### Material supplied
=== Section Start ===

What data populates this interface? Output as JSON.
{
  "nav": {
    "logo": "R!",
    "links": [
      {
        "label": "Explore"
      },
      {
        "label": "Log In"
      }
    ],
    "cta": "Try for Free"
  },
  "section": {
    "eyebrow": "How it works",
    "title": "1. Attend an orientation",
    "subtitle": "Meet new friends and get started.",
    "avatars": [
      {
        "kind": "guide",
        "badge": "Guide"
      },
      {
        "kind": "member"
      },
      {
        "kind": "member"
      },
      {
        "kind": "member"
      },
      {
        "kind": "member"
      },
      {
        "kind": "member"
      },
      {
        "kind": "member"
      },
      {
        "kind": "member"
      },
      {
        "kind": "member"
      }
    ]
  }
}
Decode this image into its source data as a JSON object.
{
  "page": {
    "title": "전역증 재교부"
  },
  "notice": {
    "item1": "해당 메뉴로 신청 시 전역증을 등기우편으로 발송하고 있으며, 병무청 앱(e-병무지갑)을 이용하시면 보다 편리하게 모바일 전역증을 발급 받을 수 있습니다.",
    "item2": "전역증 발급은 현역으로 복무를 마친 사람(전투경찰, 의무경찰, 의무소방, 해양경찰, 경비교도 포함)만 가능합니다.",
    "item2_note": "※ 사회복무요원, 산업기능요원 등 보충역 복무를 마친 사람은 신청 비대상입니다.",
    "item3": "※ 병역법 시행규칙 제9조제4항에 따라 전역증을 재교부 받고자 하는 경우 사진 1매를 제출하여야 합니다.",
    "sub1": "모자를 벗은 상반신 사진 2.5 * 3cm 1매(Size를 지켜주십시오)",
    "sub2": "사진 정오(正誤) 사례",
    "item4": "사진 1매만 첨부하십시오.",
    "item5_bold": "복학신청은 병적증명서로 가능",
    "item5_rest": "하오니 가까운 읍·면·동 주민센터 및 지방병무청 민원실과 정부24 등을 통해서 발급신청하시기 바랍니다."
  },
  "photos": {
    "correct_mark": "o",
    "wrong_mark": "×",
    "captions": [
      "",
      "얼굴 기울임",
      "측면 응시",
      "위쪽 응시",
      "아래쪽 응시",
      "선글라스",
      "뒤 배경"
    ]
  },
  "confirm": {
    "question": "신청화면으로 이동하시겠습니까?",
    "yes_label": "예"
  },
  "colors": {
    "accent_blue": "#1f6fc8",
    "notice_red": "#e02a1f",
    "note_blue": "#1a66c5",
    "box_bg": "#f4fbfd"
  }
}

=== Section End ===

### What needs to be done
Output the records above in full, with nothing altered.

### The answer
What data populates this interface? Output as JSON.
{
  "nav": {
    "logo": "R!",
    "links": [
      {
        "label": "Explore"
      },
      {
        "label": "Log In"
      }
    ],
    "cta": "Try for Free"
  },
  "section": {
    "eyebrow": "How it works",
    "title": "1. Attend an orientation",
    "subtitle": "Meet new friends and get started.",
    "avatars": [
      {
        "kind": "guide",
        "badge": "Guide"
      },
      {
        "kind": "member"
      },
      {
        "kind": "member"
      },
      {
        "kind": "member"
      },
      {
        "kind": "member"
      },
      {
        "kind": "member"
      },
      {
        "kind": "member"
      },
      {
        "kind": "member"
      },
      {
        "kind": "member"
      }
    ]
  }
}
Decode this image into its source data as a JSON object.
{
  "page": {
    "title": "전역증 재교부"
  },
  "notice": {
    "item1": "해당 메뉴로 신청 시 전역증을 등기우편으로 발송하고 있으며, 병무청 앱(e-병무지갑)을 이용하시면 보다 편리하게 모바일 전역증을 발급 받을 수 있습니다.",
    "item2": "전역증 발급은 현역으로 복무를 마친 사람(전투경찰, 의무경찰, 의무소방, 해양경찰, 경비교도 포함)만 가능합니다.",
    "item2_note": "※ 사회복무요원, 산업기능요원 등 보충역 복무를 마친 사람은 신청 비대상입니다.",
    "item3": "※ 병역법 시행규칙 제9조제4항에 따라 전역증을 재교부 받고자 하는 경우 사진 1매를 제출하여야 합니다.",
    "sub1": "모자를 벗은 상반신 사진 2.5 * 3cm 1매(Size를 지켜주십시오)",
    "sub2": "사진 정오(正誤) 사례",
    "item4": "사진 1매만 첨부하십시오.",
    "item5_bold": "복학신청은 병적증명서로 가능",
    "item5_rest": "하오니 가까운 읍·면·동 주민센터 및 지방병무청 민원실과 정부24 등을 통해서 발급신청하시기 바랍니다."
  },
  "photos": {
    "correct_mark": "o",
    "wrong_mark": "×",
    "captions": [
      "",
      "얼굴 기울임",
      "측면 응시",
      "위쪽 응시",
      "아래쪽 응시",
      "선글라스",
      "뒤 배경"
    ]
  },
  "confirm": {
    "question": "신청화면으로 이동하시겠습니까?",
    "yes_label": "예"
  },
  "colors": {
    "accent_blue": "#1f6fc8",
    "notice_red": "#e02a1f",
    "note_blue": "#1a66c5",
    "box_bg": "#f4fbfd"
  }
}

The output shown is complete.